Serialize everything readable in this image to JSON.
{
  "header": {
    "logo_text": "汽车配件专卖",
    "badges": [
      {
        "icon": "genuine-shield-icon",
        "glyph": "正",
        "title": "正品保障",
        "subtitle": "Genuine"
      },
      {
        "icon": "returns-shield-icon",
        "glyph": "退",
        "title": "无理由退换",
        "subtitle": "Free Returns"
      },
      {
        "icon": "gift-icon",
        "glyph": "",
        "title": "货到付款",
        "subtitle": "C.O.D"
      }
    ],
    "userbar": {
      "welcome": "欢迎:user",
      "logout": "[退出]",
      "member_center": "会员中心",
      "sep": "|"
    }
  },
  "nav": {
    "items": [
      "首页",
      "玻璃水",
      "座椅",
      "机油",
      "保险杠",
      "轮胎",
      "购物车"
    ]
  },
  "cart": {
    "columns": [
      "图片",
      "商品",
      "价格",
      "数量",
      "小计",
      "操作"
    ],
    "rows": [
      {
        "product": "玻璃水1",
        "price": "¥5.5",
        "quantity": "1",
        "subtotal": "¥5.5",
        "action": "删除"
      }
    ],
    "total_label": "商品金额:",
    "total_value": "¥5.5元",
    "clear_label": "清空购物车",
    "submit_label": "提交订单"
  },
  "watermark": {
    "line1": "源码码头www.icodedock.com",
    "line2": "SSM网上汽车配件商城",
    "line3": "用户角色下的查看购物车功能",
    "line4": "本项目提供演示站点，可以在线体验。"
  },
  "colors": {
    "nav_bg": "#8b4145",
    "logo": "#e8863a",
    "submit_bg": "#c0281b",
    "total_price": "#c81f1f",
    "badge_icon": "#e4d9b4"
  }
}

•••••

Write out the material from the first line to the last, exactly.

Serialize everything readable in this image to JSON.
{
  "header": {
    "logo_text": "汽车配件专卖",
    "badges": [
      {
        "icon": "genuine-shield-icon",
        "glyph": "正",
        "title": "正品保障",
        "subtitle": "Genuine"
      },
      {
        "icon": "returns-shield-icon",
        "glyph": "退",
        "title": "无理由退换",
        "subtitle": "Free Returns"
      },
      {
        "icon": "gift-icon",
        "glyph": "",
        "title": "货到付款",
        "subtitle": "C.O.D"
      }
    ],
    "userbar": {
      "welcome": "欢迎:user",
      "logout": "[退出]",
      "member_center": "会员中心",
      "sep": "|"
    }
  },
  "nav": {
    "items": [
      "首页",
      "玻璃水",
      "座椅",
      "机油",
      "保险杠",
      "轮胎",
      "购物车"
    ]
  },
  "cart": {
    "columns": [
      "图片",
      "商品",
      "价格",
      "数量",
      "小计",
      "操作"
    ],
    "rows": [
      {
        "product": "玻璃水1",
        "price": "¥5.5",
        "quantity": "1",
        "subtotal": "¥5.5",
        "action": "删除"
      }
    ],
    "total_label": "商品金额:",
    "total_value": "¥5.5元",
    "clear_label": "清空购物车",
    "submit_label": "提交订单"
  },
  "watermark": {
    "line1": "源码码头www.icodedock.com",
    "line2": "SSM网上汽车配件商城",
    "line3": "用户角色下的查看购物车功能",
    "line4": "本项目提供演示站点，可以在线体验。"
  },
  "colors": {
    "nav_bg": "#8b4145",
    "logo": "#e8863a",
    "submit_bg": "#c0281b",
    "total_price": "#c81f1f",
    "badge_icon": "#e4d9b4"
  }
}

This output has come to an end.